Here are some of the key benefits of a new home provided by the Manitoba Home Builders Association:
Exterior walls are now 50% thicker, which allows for 50% more insulation to be used.
Polyethylene Vapor Barriers
Polyethylene vapor barriers are 300% thicker than in older homes. New techniques of installing this vapor barrier result in draft-free and energy efficient homes that are sealed from outside noises.
Basement walls are now studded and insulated giving home owners a chance to start planning for a future recreation room.
In most modern homes are energy efficient triple-sealed glass units, or dual sealed low-e. These units, while more expensive than the older slider windows, are technologically far superior. Most windows that are manufactured with PVC frames and energy efficiency substantially reduce/eliminate condensation issues.
Are now made of insulated steel/fiberglass, which is energy efficient, warp-free and easier to seal than a wooden door.
Are more energy efficient today. Because of the introduction of improved furnaces – often 90 to 94 percent efficient – along with better windows, insulation and sealing techniques, modern homes use far less fuel, a development that is cheaper for owners and far better for the environment. Old houses are notorious wasters of diminishing global energy resources and increasing greenhouse gases.
Advances in Fastening Techniques
Result in sub-floors that are now screw-nailed to the joists, virtually eliminating squeaks that used to be so prevalent. Drywall is now screw-nailed instead of nailed to minimize nail pops.
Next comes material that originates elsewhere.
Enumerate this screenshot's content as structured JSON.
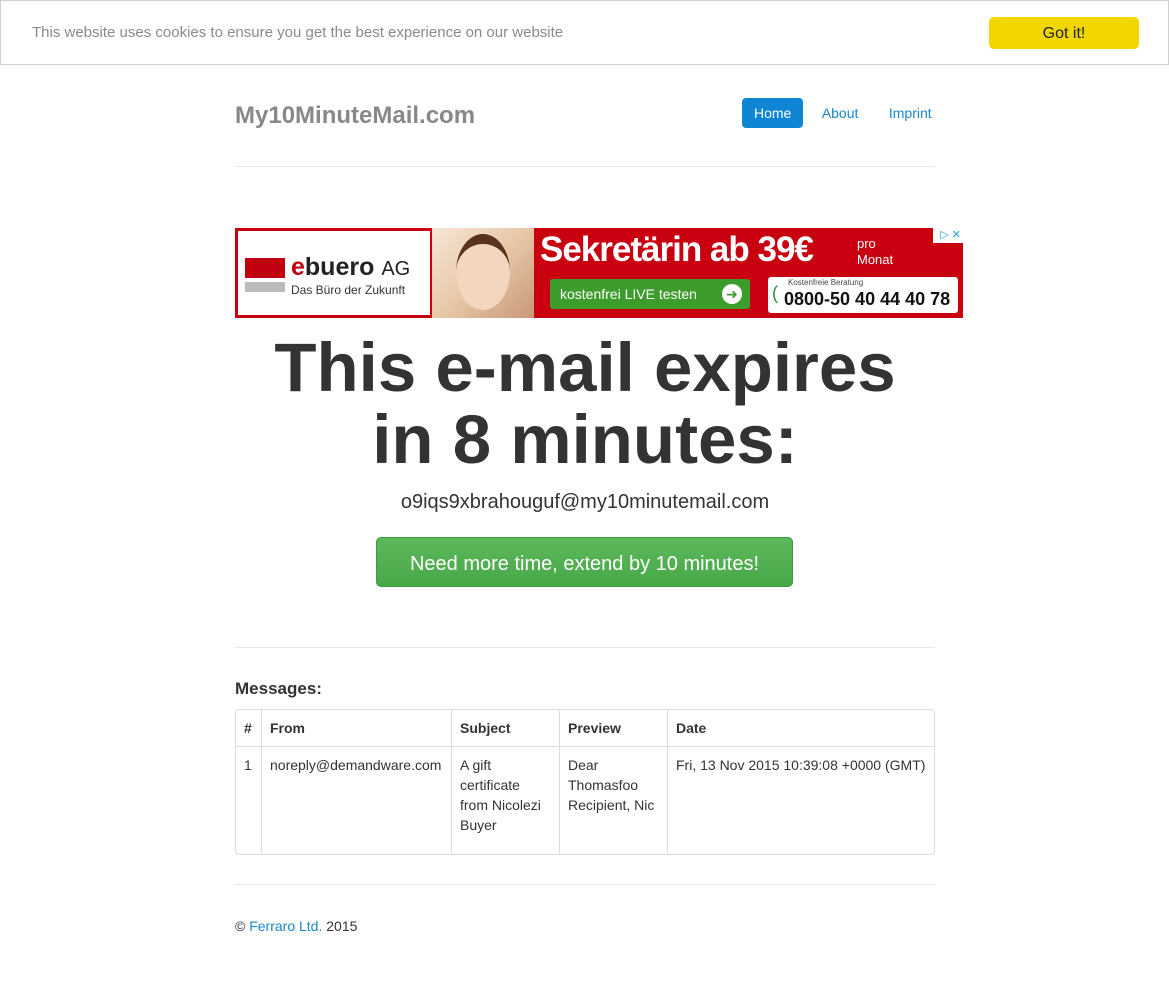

Basement floors built since January 1993 have eliminated radon gas penetration into the home. Manitoba has more radon gas in the soil than most North American regions and older homes have no radon protection at all in this highly vulnerable area under the basement floor. A polyethylene under-floor barrier combined with edge sealants and the sealing off of under-floor drains, keeps radon out of the basement area.
Under Floor Drains
That formerly channeled run-off water to an open basement floor now drains run-off water directly to a sealed sump pump that diverts it to the outside lawn. This prevents the overloading of expensive sewage treatment facilities and stops radon from spreading from the under-floor drainpipes to the living quarters.
The design of new homes has changed dramatically to reflect today’s lifestyles. Many homes now incorporate extra storage and closets, entertainment areas, home offices, exercise rooms and upgraded kitchen and eating layouts. Some of these features were considered unimportant just a few years ago. Additionally, major changes have taken place in the last 10 years in colour patterns, floor coverings, carpet colours and textures, kitchen cabinet designs, lighting styles and bath fixture colours. Exterior designs are also evolving.
Some buyers will take the time to research the costs associated with all the repairs needed to go into an older home and will begin to realize that repairs can often require tens of thousands of dollars in maintenance. Buying a new home will give them peace of mind and long-term security from costly repairs, as well leaving the buyers with comfort and stability knowing that their hard-earned money can go towards something else in the future.